## WHAT YOU SHOULD DO
All of the records below are to be given again word for word, with the pictures removed.

[Website and app data records]
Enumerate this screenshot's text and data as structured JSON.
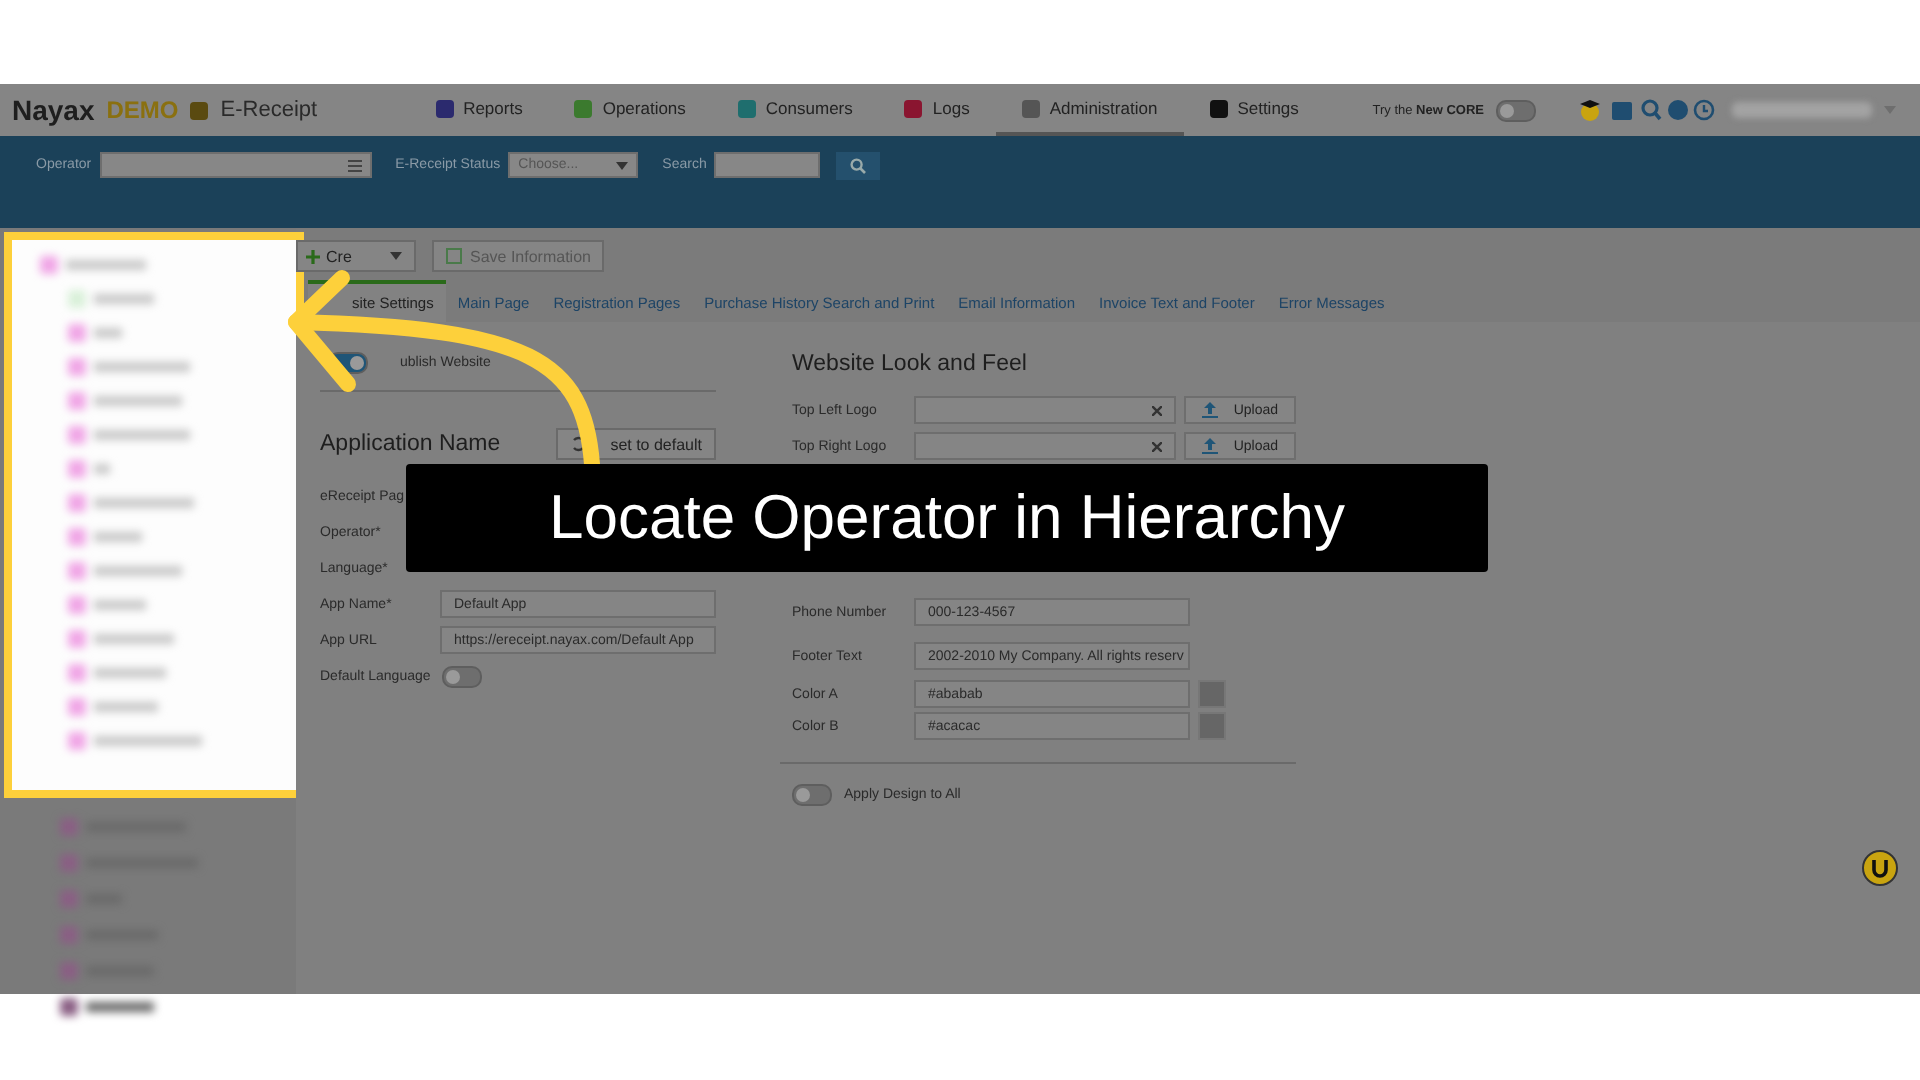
{
  "brand": {
    "logo": "Nayax",
    "badge": "DEMO",
    "product": "E-Receipt"
  },
  "nav": [
    {
      "label": "Reports",
      "selected": false,
      "color": "#2b2a6e"
    },
    {
      "label": "Operations",
      "selected": false,
      "color": "#3b7a2e"
    },
    {
      "label": "Consumers",
      "selected": false,
      "color": "#1f6e6e"
    },
    {
      "label": "Logs",
      "selected": false,
      "color": "#8a1530"
    },
    {
      "label": "Administration",
      "selected": true,
      "color": "#555555"
    },
    {
      "label": "Settings",
      "selected": false,
      "color": "#111111"
    }
  ],
  "core_toggle": {
    "label": "Try the **New CORE**",
    "on": false
  },
  "filter_bar": {
    "operator_label": "Operator",
    "status_label": "E-Receipt Status",
    "status_placeholder": "Choose...",
    "search_label": "Search"
  },
  "toolbar": {
    "create": "Cre",
    "save": "Save Information"
  },
  "tabs": [
    {
      "label": "site Settings",
      "selected": true
    },
    {
      "label": "Main Page",
      "selected": false
    },
    {
      "label": "Registration Pages",
      "selected": false
    },
    {
      "label": "Purchase History Search and Print",
      "selected": false
    },
    {
      "label": "Email Information",
      "selected": false
    },
    {
      "label": "Invoice Text and Footer",
      "selected": false
    },
    {
      "label": "Error Messages",
      "selected": false
    }
  ],
  "publish": {
    "label": "ublish Website",
    "on": true
  },
  "app_section": {
    "title": "Application Name",
    "reset": "set to default",
    "rows": [
      {
        "label": "eReceipt Pag"
      },
      {
        "label": "Operator*"
      },
      {
        "label": "Language*"
      },
      {
        "label": "App Name*",
        "value": "Default App"
      },
      {
        "label": "App URL",
        "value": "https://ereceipt.nayax.com/Default App"
      }
    ],
    "default_language": {
      "label": "Default Language",
      "on": false
    }
  },
  "look_section": {
    "title": "Website Look and Feel",
    "logos": [
      {
        "label": "Top Left Logo",
        "button": "Upload"
      },
      {
        "label": "Top Right Logo",
        "button": "Upload"
      }
    ],
    "fields": [
      {
        "label": "Phone Number",
        "value": "000-123-4567"
      },
      {
        "label": "Footer Text",
        "value": "2002-2010 My Company. All rights reserv"
      }
    ],
    "colors": [
      {
        "label": "Color A",
        "value": "#ababab"
      },
      {
        "label": "Color B",
        "value": "#acacac"
      }
    ],
    "apply_all": {
      "label": "Apply Design to All",
      "on": false
    }
  },
  "caption": "Locate Operator in Hierarchy"
}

## RESPONSE BELOW
Enumerate this screenshot's text and data as structured JSON.
{
  "brand": {
    "logo": "Nayax",
    "badge": "DEMO",
    "product": "E-Receipt"
  },
  "nav": [
    {
      "label": "Reports",
      "selected": false,
      "color": "#2b2a6e"
    },
    {
      "label": "Operations",
      "selected": false,
      "color": "#3b7a2e"
    },
    {
      "label": "Consumers",
      "selected": false,
      "color": "#1f6e6e"
    },
    {
      "label": "Logs",
      "selected": false,
      "color": "#8a1530"
    },
    {
      "label": "Administration",
      "selected": true,
      "color": "#555555"
    },
    {
      "label": "Settings",
      "selected": false,
      "color": "#111111"
    }
  ],
  "core_toggle": {
    "label": "Try the **New CORE**",
    "on": false
  },
  "filter_bar": {
    "operator_label": "Operator",
    "status_label": "E-Receipt Status",
    "status_placeholder": "Choose...",
    "search_label": "Search"
  },
  "toolbar": {
    "create": "Cre",
    "save": "Save Information"
  },
  "tabs": [
    {
      "label": "site Settings",
      "selected": true
    },
    {
      "label": "Main Page",
      "selected": false
    },
    {
      "label": "Registration Pages",
      "selected": false
    },
    {
      "label": "Purchase History Search and Print",
      "selected": false
    },
    {
      "label": "Email Information",
      "selected": false
    },
    {
      "label": "Invoice Text and Footer",
      "selected": false
    },
    {
      "label": "Error Messages",
      "selected": false
    }
  ],
  "publish": {
    "label": "ublish Website",
    "on": true
  },
  "app_section": {
    "title": "Application Name",
    "reset": "set to default",
    "rows": [
      {
        "label": "eReceipt Pag"
      },
      {
        "label": "Operator*"
      },
      {
        "label": "Language*"
      },
      {
        "label": "App Name*",
        "value": "Default App"
      },
      {
        "label": "App URL",
        "value": "https://ereceipt.nayax.com/Default App"
      }
    ],
    "default_language": {
      "label": "Default Language",
      "on": false
    }
  },
  "look_section": {
    "title": "Website Look and Feel",
    "logos": [
      {
        "label": "Top Left Logo",
        "button": "Upload"
      },
      {
        "label": "Top Right Logo",
        "button": "Upload"
      }
    ],
    "fields": [
      {
        "label": "Phone Number",
        "value": "000-123-4567"
      },
      {
        "label": "Footer Text",
        "value": "2002-2010 My Company. All rights reserv"
      }
    ],
    "colors": [
      {
        "label": "Color A",
        "value": "#ababab"
      },
      {
        "label": "Color B",
        "value": "#acacac"
      }
    ],
    "apply_all": {
      "label": "Apply Design to All",
      "on": false
    }
  },
  "caption": "Locate Operator in Hierarchy"
}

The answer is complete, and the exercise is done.